The European Central Bank has already been able to positively impact financing costs in the Eurozone just through the announcement about its latest round of quantitative easing. However, the ECB corporate bond buying program won’t be a “game-changer,” believe economists at Capital Economics.
ECB corporate bond buying to begin in Q2
European Economist Jack Allen said in his March 23 report titled “Are ECB corporate bond purchases a game-change?” that he doesn’t think the ECB corporate bond buying program will be “enough to generate a meaningful recovery in investment.” He does think just the idea of it is having some positive impact, however.
The European Central Bank announced that it plans to purchase investment-grade non-financial corporate bonds starting toward the end of the second quarter. The goal of the program is to improve the current financing environment, although the details of it haven’t been finalized yet. At the time of the announcement, ECB President Mario Draghi said they hadn’t yet decided about whether they would buy non-bank financial firms’ bonds, so Allen explained that it’s unclear just how big the market for “non-financial” debt is.
He notes that data from the ECB indicates that non-financial corporate debt in the Eurozone sits at about €900 billion. He estimates that approximately €500 billion of that or 5% of the Eurozone’s gross domestic product could be investment-grade. However, he also says that this amount doesn’t seem like much because the ECB’s total quantitative easing program is planned to amount to approximately 18% of the region’s GDP.
Just the idea of ECB corporate bond buying having an impact
Allen believes that there are early signs that only the prospect of EBC corporate bond buying is positively affecting this asset class. For example, he said there are reports indicating that firms are beginning to issue new debt as a result of the announcement. Further, he said corporate bond yields’ spread over German Bunds with equivalent maturities has declined by approximately 20 basis points since the ECB’s new QE round was announced.

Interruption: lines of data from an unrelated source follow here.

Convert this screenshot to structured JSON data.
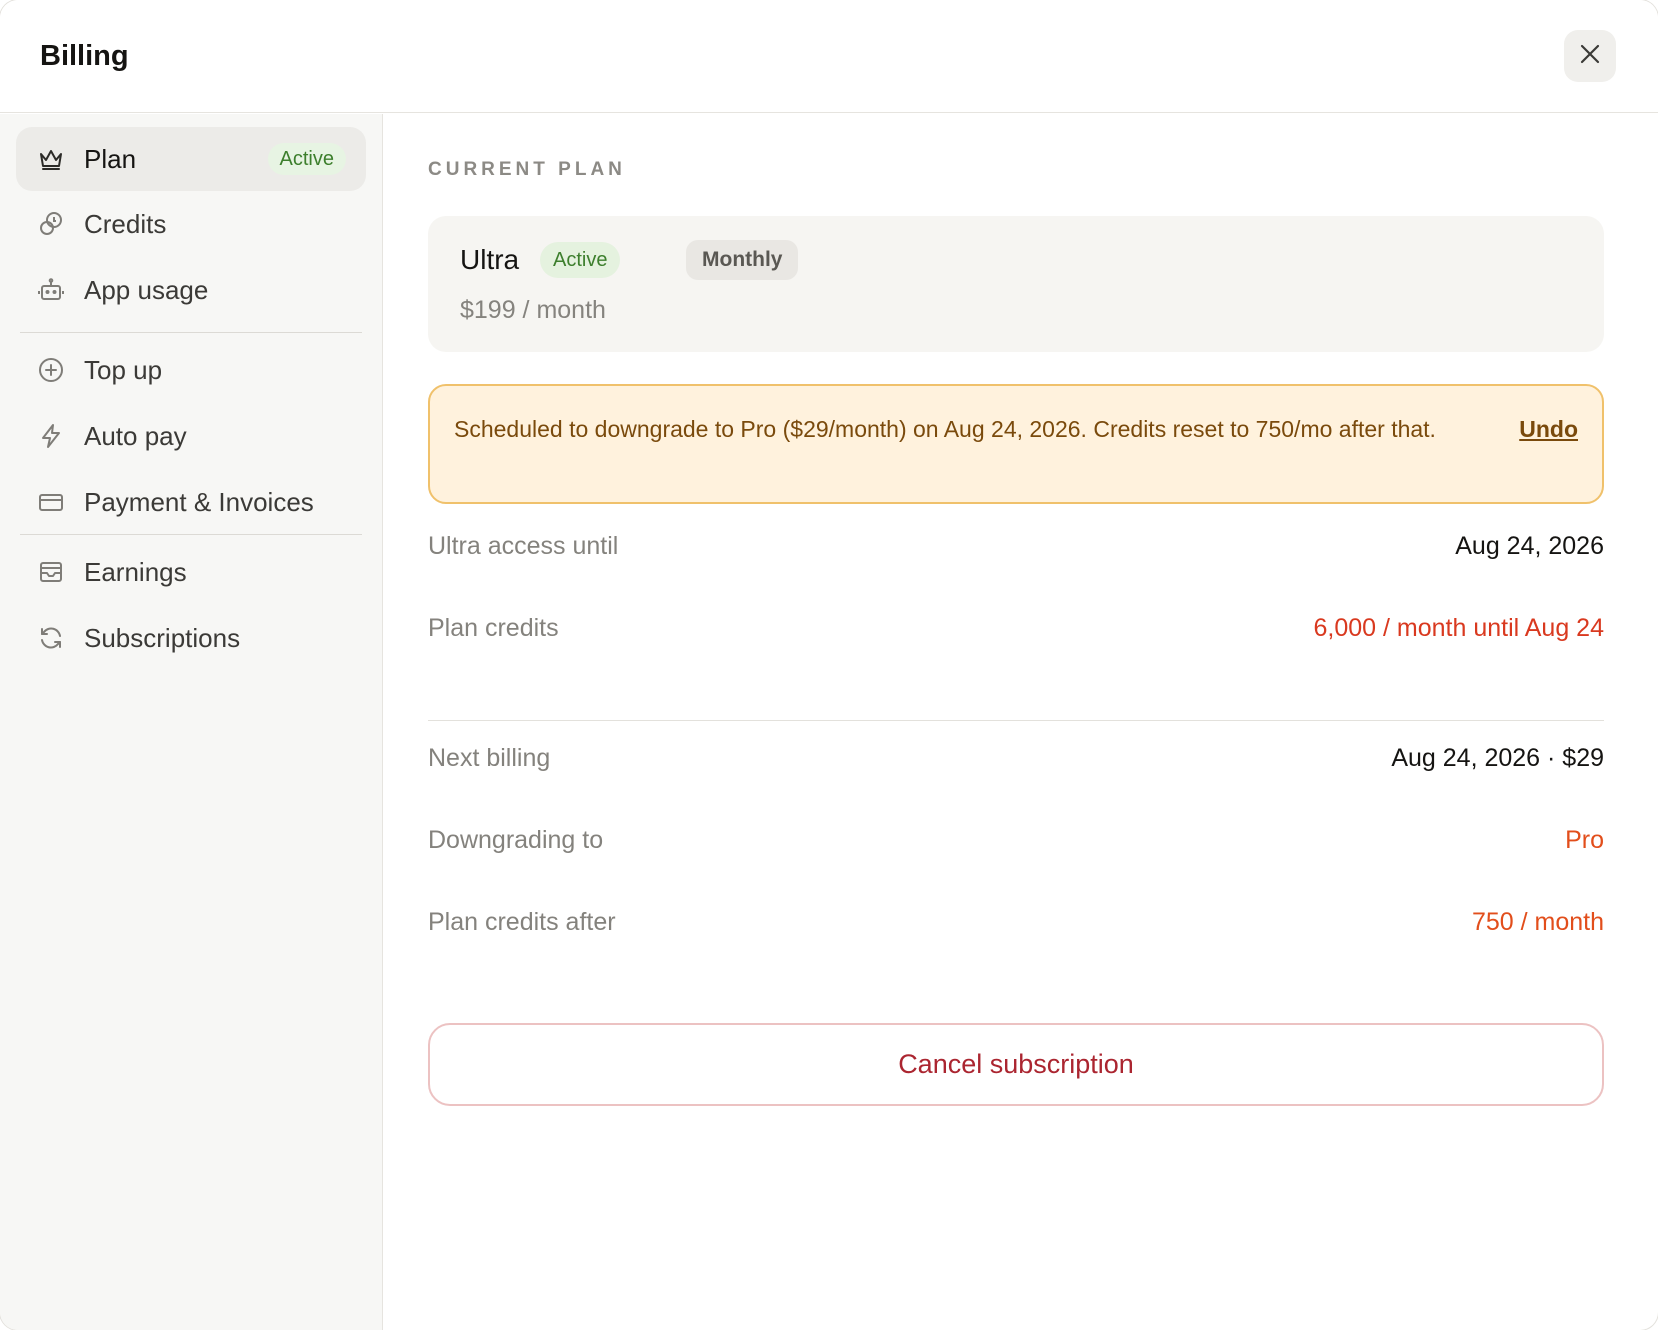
{
  "header": {
    "title": "Billing",
    "close_icon": "close-icon"
  },
  "sidebar": {
    "items": [
      {
        "label": "Plan",
        "icon": "crown-icon",
        "badge": "Active",
        "active": true
      },
      {
        "label": "Credits",
        "icon": "coins-icon"
      },
      {
        "label": "App usage",
        "icon": "robot-icon"
      },
      {
        "label": "Top up",
        "icon": "plus-circle-icon"
      },
      {
        "label": "Auto pay",
        "icon": "lightning-icon"
      },
      {
        "label": "Payment & Invoices",
        "icon": "credit-card-icon"
      },
      {
        "label": "Earnings",
        "icon": "inbox-icon"
      },
      {
        "label": "Subscriptions",
        "icon": "refresh-icon"
      }
    ]
  },
  "main": {
    "section_label": "CURRENT PLAN",
    "plan": {
      "name": "Ultra",
      "status": "Active",
      "cycle": "Monthly",
      "price": "$199 / month"
    },
    "alert": {
      "text": "Scheduled to downgrade to Pro ($29/month) on Aug 24, 2026. Credits reset to 750/mo after that.",
      "undo_label": "Undo"
    },
    "details": [
      {
        "label": "Ultra access until",
        "value": "Aug 24, 2026"
      },
      {
        "label": "Plan credits",
        "value": "6,000 / month until Aug 24"
      },
      {
        "label": "Next billing",
        "value": "Aug 24, 2026 · $29"
      },
      {
        "label": "Downgrading to",
        "value": "Pro"
      },
      {
        "label": "Plan credits after",
        "value": "750 / month"
      }
    ],
    "cancel_label": "Cancel subscription"
  },
  "colors": {
    "accent_green": "#3d7f2d",
    "warning_bg": "#fff2dd",
    "warning_border": "#f0c16b",
    "red_value": "#d9391f",
    "orange_value": "#e24e1b",
    "danger_text": "#ab2530"
  }
}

ECB tries to boost investments
The Capital Economics Economist adds that it’s possible ECB corporate bond buying will more directly boost investments in the Eurozone, noting that this part of the region’s economy has been the weakest part of aggregate demand. He pointed out that in the fourth quarter of 2015, investment was still 13% under its peak before the financial crisis, going on to demonstrate that increases in issuances of corporate bonds have been linked with increased investments in the past.
Caution on ECB corporate bond buying
Allen warns though that it’s just too early to know if ECB corporate bond buying will actually work. For example, he said that in practice, the central bank can’t buy €500 billion in corporate bonds as there’s a 33% issue limit on governments that will probably also apply to corporate debt. Further, he noted that the European Central Bank has not explicitly said how many corporate bonds it will buy, and even if it did buy up to the issue limit, he estimates this at only about €165 billion, which amounts to only two months of asset purchases.
And then there’s the issue of yields. He said even if the central bank is able to spur further decline in yields, there’s no way to know right now if it will result in a “sustained, significant rise in borrowing and investment.” He said there’s not much evidence right now that firms are short on liquidity, and he pointed out that companies in the Eurozone usually depend more on bank loans, which can be secured at extremely low interest rates right now.
Allen noted also that last year corporate bond yields and spreads were actually lower although issuance remained weak even then. He added that usually investment runs behind economic recovery, which he described as “still fairly slow.” He believes that economic growth will ease this year and that, as a result, companies will continue to be cautious about new investments.
“In all, we doubt that corporate bond purchases will do much to boost growth and inflation,” he sums up. “But the ECB has shown that it is still willing to adjust its QE programme to facilitate further monetary easing. Sooner or later, that willingness is likely to be tested again.”